And healing has always involved lifting my thought above and beyond my human sense of things to see the spiritual and eternal facts relating to the situation. I knew I needed to do the same thing in caring for my various family members now.

When we limit our perceptions to only the human sense of things, we cut ourselves off from God’s infinite view, which lights the path to healing and reveals the best solutions. Mary Baker Eddy wrote in Science and Health with Key to the Scriptures: “Beholding the infinite tasks of truth, we pause,—wait on God. Then we push onward, until boundless thought walks enraptured, and conception unconfined is winged to reach the divine glory.”

I was definitely seeing endless human tasks associated with the collective needs of family members. But I was forgetting the key to accomplishing God’s “infinite tasks”—pausing and waiting on Him, and seeing that the accomplishment of anything good always comes from a source greater than human effort or willpower. So I decided to refocus my efforts and see that I could feel unconfined and free to carry out God’s plan.

I was actually being called upon to witness the power of God.

I worked to dismiss a burdened sense of my family and my role as defined by mundane duties, obligations, and responsibilities. Sometimes even in our good desires and deeds we martyr ourselves and accept suffering as natural.

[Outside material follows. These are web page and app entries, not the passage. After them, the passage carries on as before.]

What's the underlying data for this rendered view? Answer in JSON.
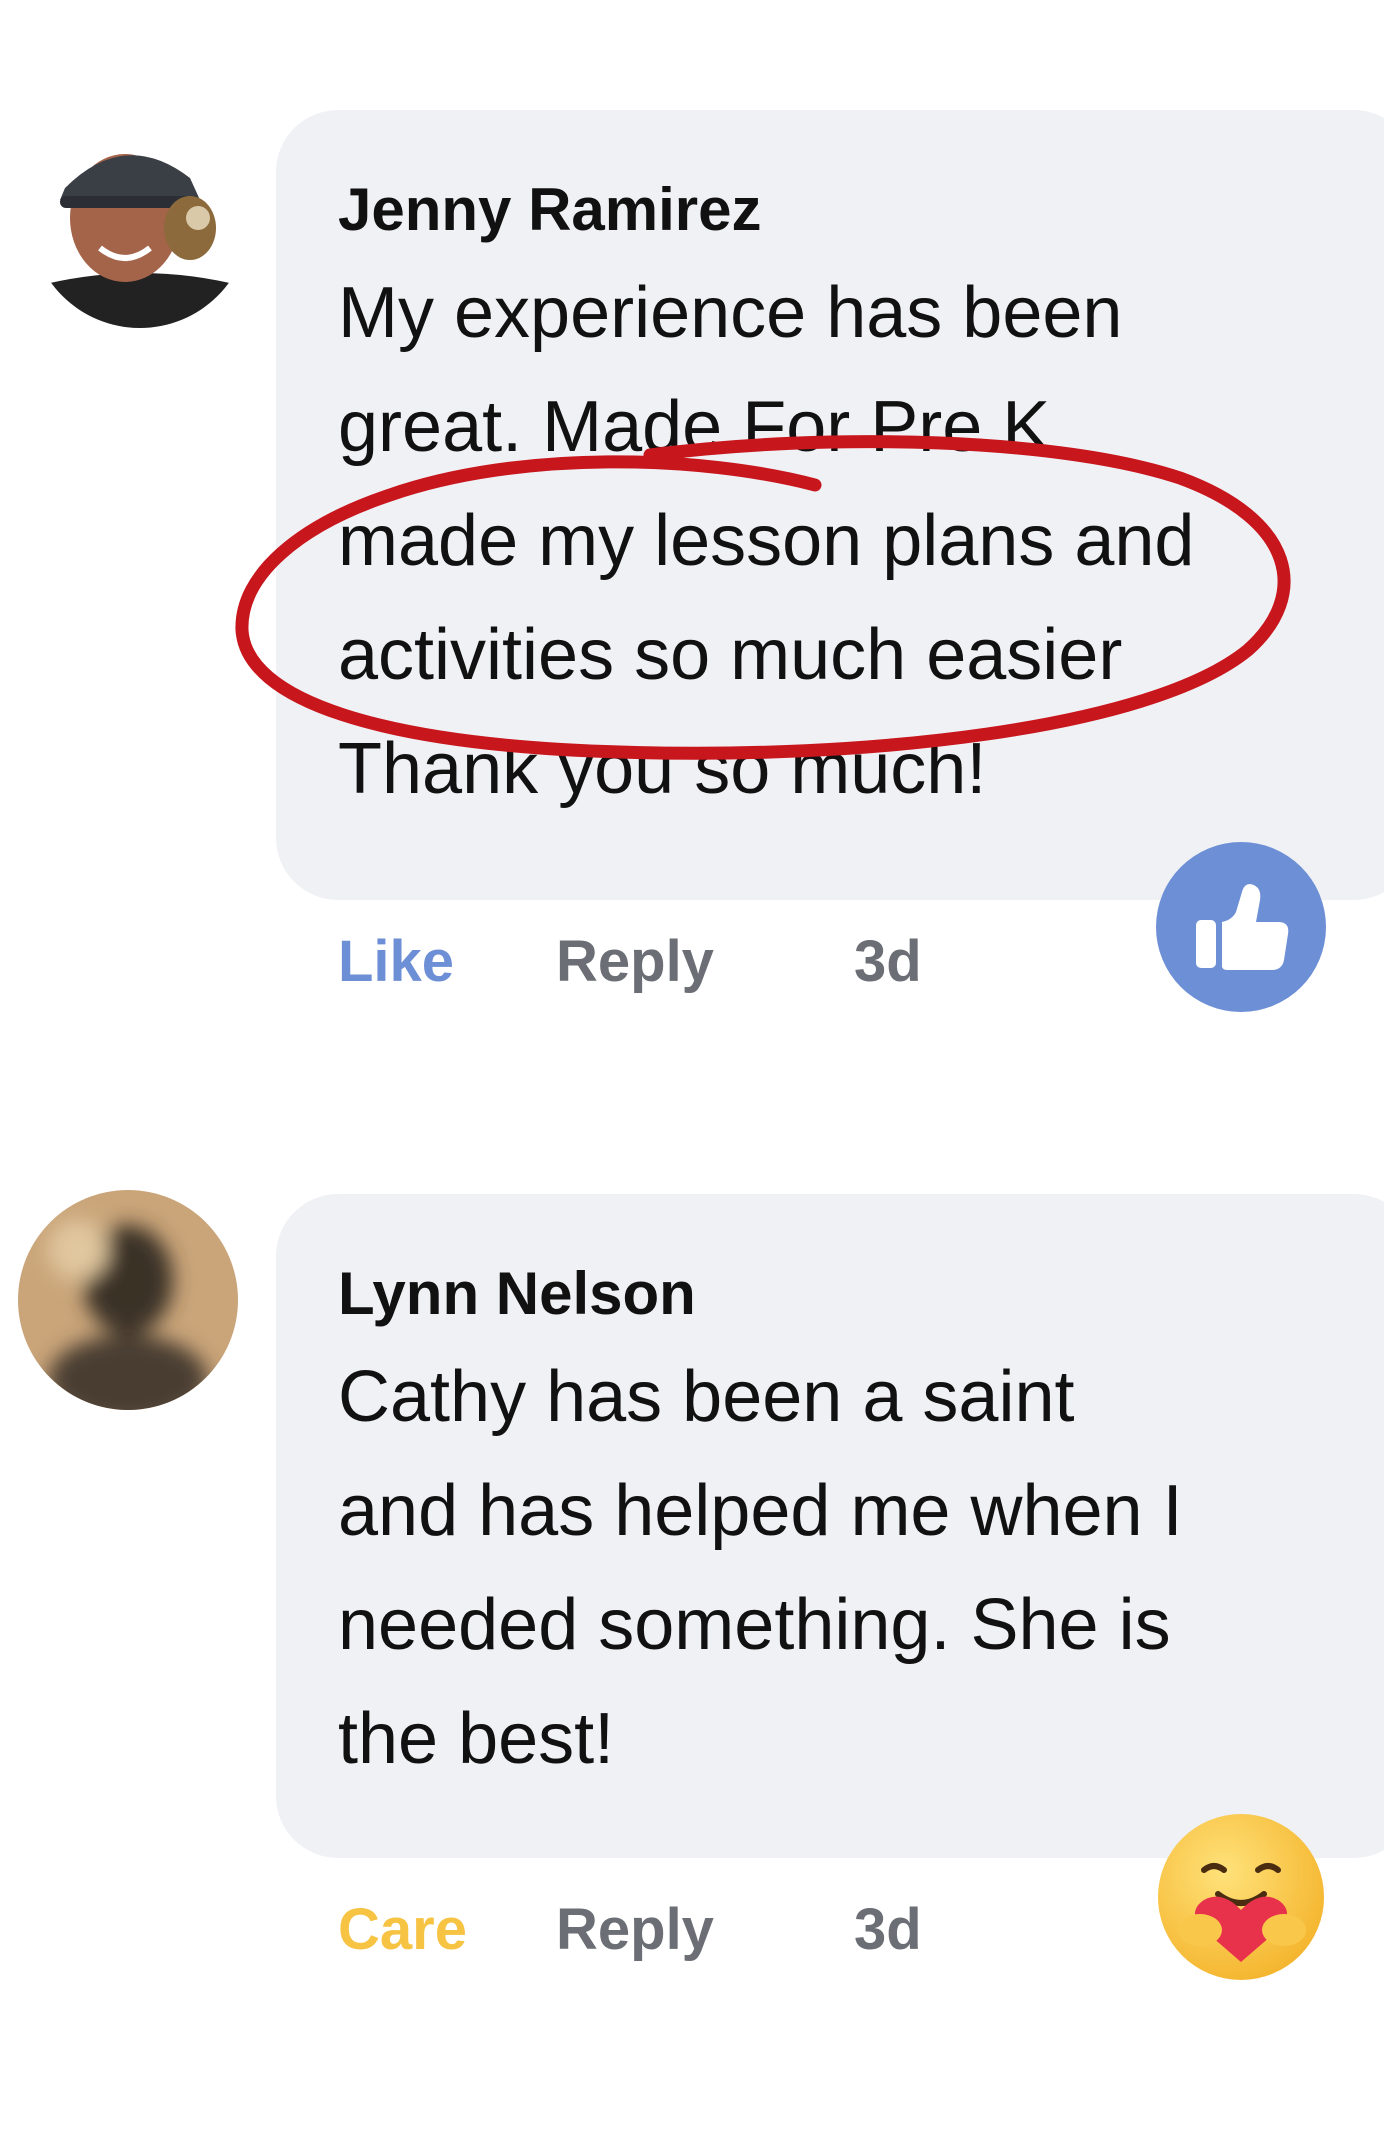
{
  "comments": [
    {
      "author": "Jenny Ramirez",
      "lines": [
        "My experience has been",
        "great. Made For Pre K",
        "made my lesson plans and",
        "activities so much easier",
        "Thank you so much!"
      ],
      "reaction_label": "Like",
      "reply_label": "Reply",
      "time": "3d",
      "reaction_color": "#6d8fd6",
      "reaction_icon": "thumbs-up-icon"
    },
    {
      "author": "Lynn Nelson",
      "lines": [
        "Cathy has been a saint",
        "and has helped me when I",
        "needed something. She is",
        "the best!"
      ],
      "reaction_label": "Care",
      "reply_label": "Reply",
      "time": "3d",
      "reaction_color": "#f6c343",
      "reaction_icon": "care-hug-icon"
    }
  ],
  "annotation": {
    "type": "hand-drawn ellipse",
    "color": "#c8161d"
  }
}
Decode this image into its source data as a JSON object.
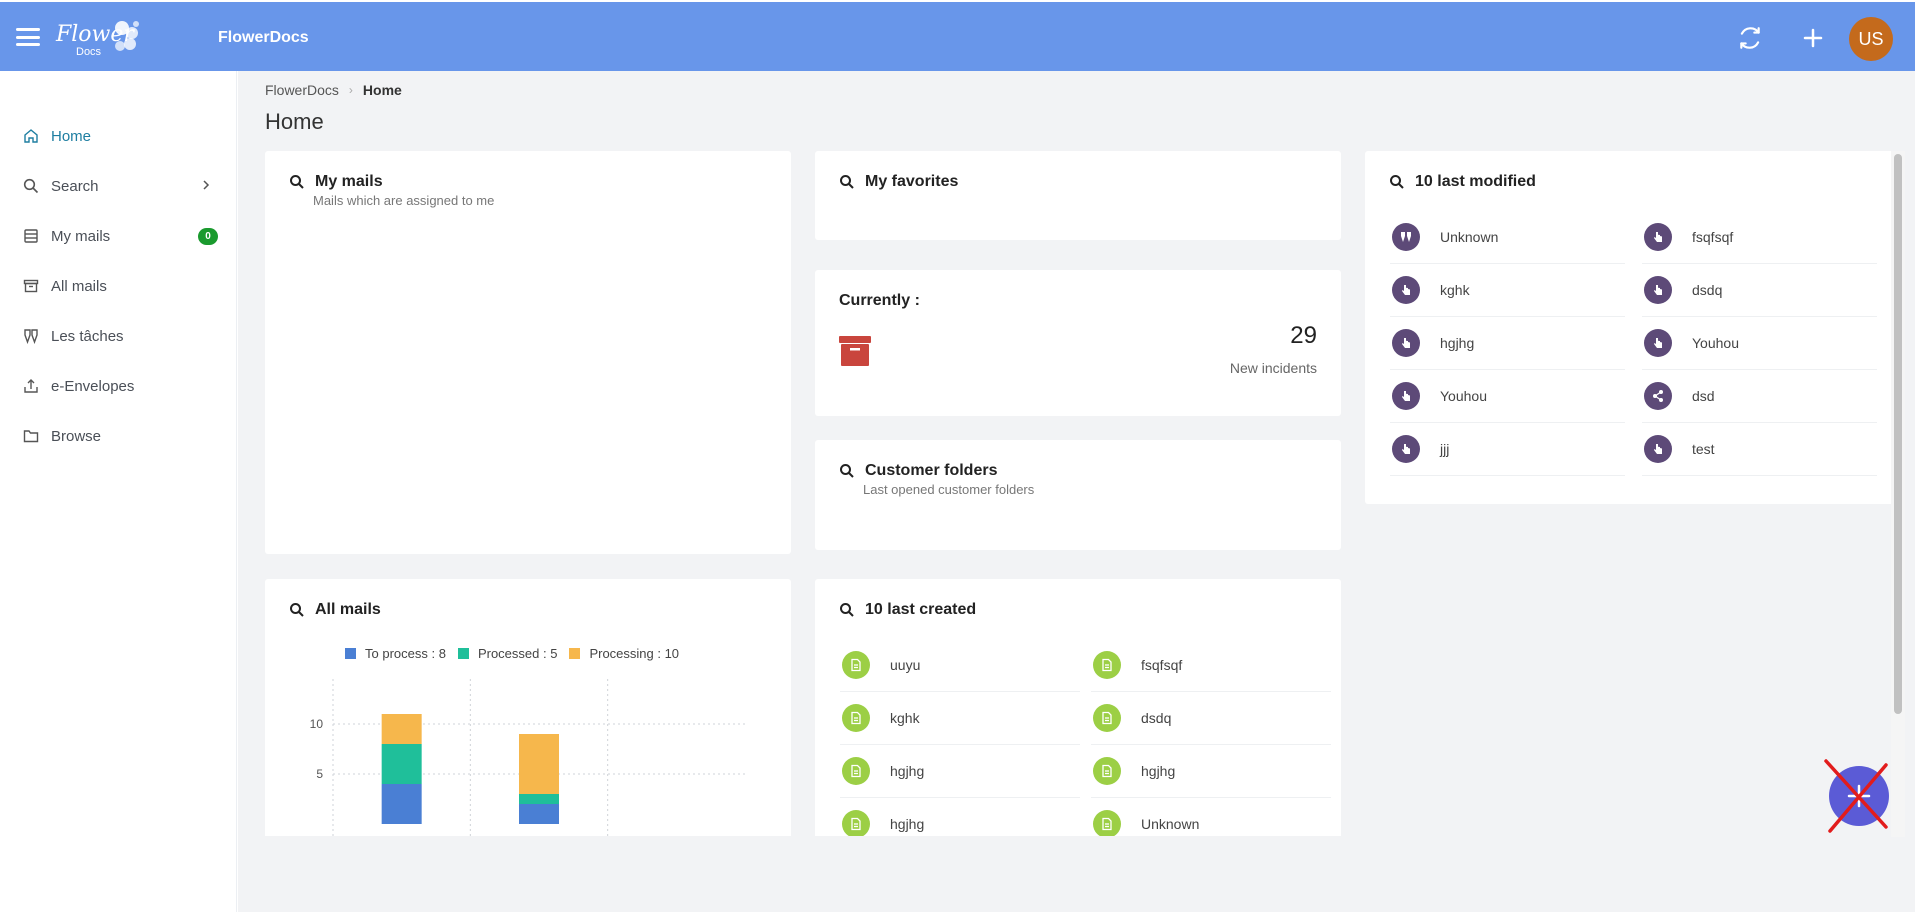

But as Mrs. Eddy pointed out, the word martyr actually comes from the Greek and means “witness.” I saw that rather than take on burdens and focus on a litany of problems, I was actually being called upon to witness the power of God, of good, in the lives of my loved ones.

As I gained a more spiritual view of my family, remembering that each one was a child of our Father-Mother God, who loves each of us dearly, the situation changed. The result was healing and progress for each and every one of us.

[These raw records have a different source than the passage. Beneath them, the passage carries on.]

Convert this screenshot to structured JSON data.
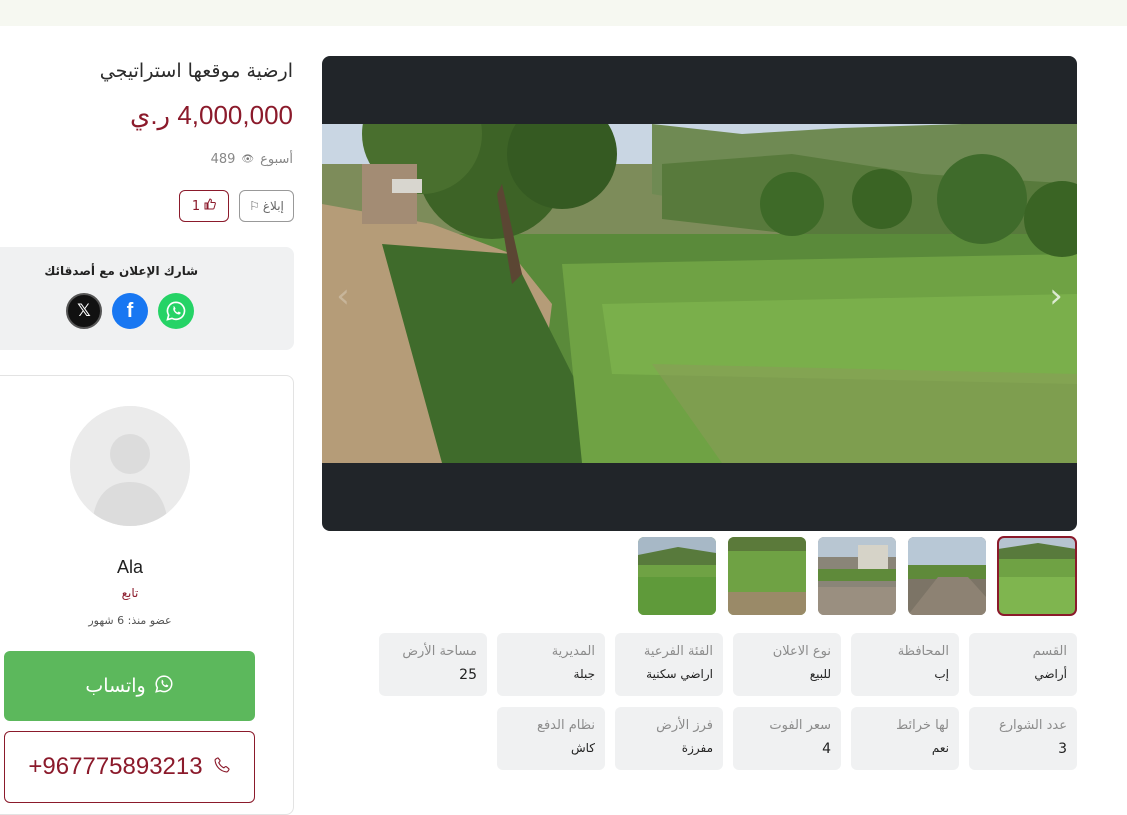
{
  "listing": {
    "title": "ارضية موقعها استراتيجي",
    "price": "4,000,000 ر.ي",
    "posted": "أسبوع",
    "views": "489",
    "likes": "1",
    "report_label": "إبلاغ"
  },
  "share": {
    "title": "شارك الإعلان مع أصدقائك",
    "networks": [
      "x-icon",
      "facebook-icon",
      "whatsapp-icon"
    ]
  },
  "seller": {
    "name": "Ala",
    "follow_label": "تابع",
    "member_since": "عضو منذ: 6 شهور",
    "whatsapp_label": "واتساب",
    "phone": "+967775893213"
  },
  "gallery": {
    "thumbnail_count": 5,
    "active_thumbnail": 1
  },
  "specs": [
    {
      "label": "القسم",
      "value": "أراضي"
    },
    {
      "label": "المحافظة",
      "value": "إب"
    },
    {
      "label": "نوع الاعلان",
      "value": "للبيع"
    },
    {
      "label": "الفئة الفرعية",
      "value": "اراضي سكنية"
    },
    {
      "label": "المديرية",
      "value": "جبلة"
    },
    {
      "label": "مساحة الأرض",
      "value": "25"
    },
    {
      "label": "عدد الشوارع",
      "value": "3"
    },
    {
      "label": "لها خرائط",
      "value": "نعم"
    },
    {
      "label": "سعر الفوت",
      "value": "4"
    },
    {
      "label": "فرز الأرض",
      "value": "مفرزة"
    },
    {
      "label": "نظام الدفع",
      "value": "كاش"
    }
  ],
  "colors": {
    "brand": "#8b1a2b",
    "whatsapp_button": "#5cb85c",
    "gallery_bg": "#212529",
    "card_bg": "#f0f1f2"
  }
}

One family member found a new job, another expressed more independence, and yet another repaid all the money he’d borrowed from us. I was even able to accept a new job opportunity, which helped ease our stretched finances. The headaches and chest pains ceased, and they haven’t returned. And I feel a deeper peace.

No, the demands on me haven’t gone away entirely. But I trust that progress is God’s law for each of us, His beloved children. Most important, I’m more certain that the one divine caregiver is God who is able to meet the needs of His children and guide us to the best solutions and answers. We can count on it.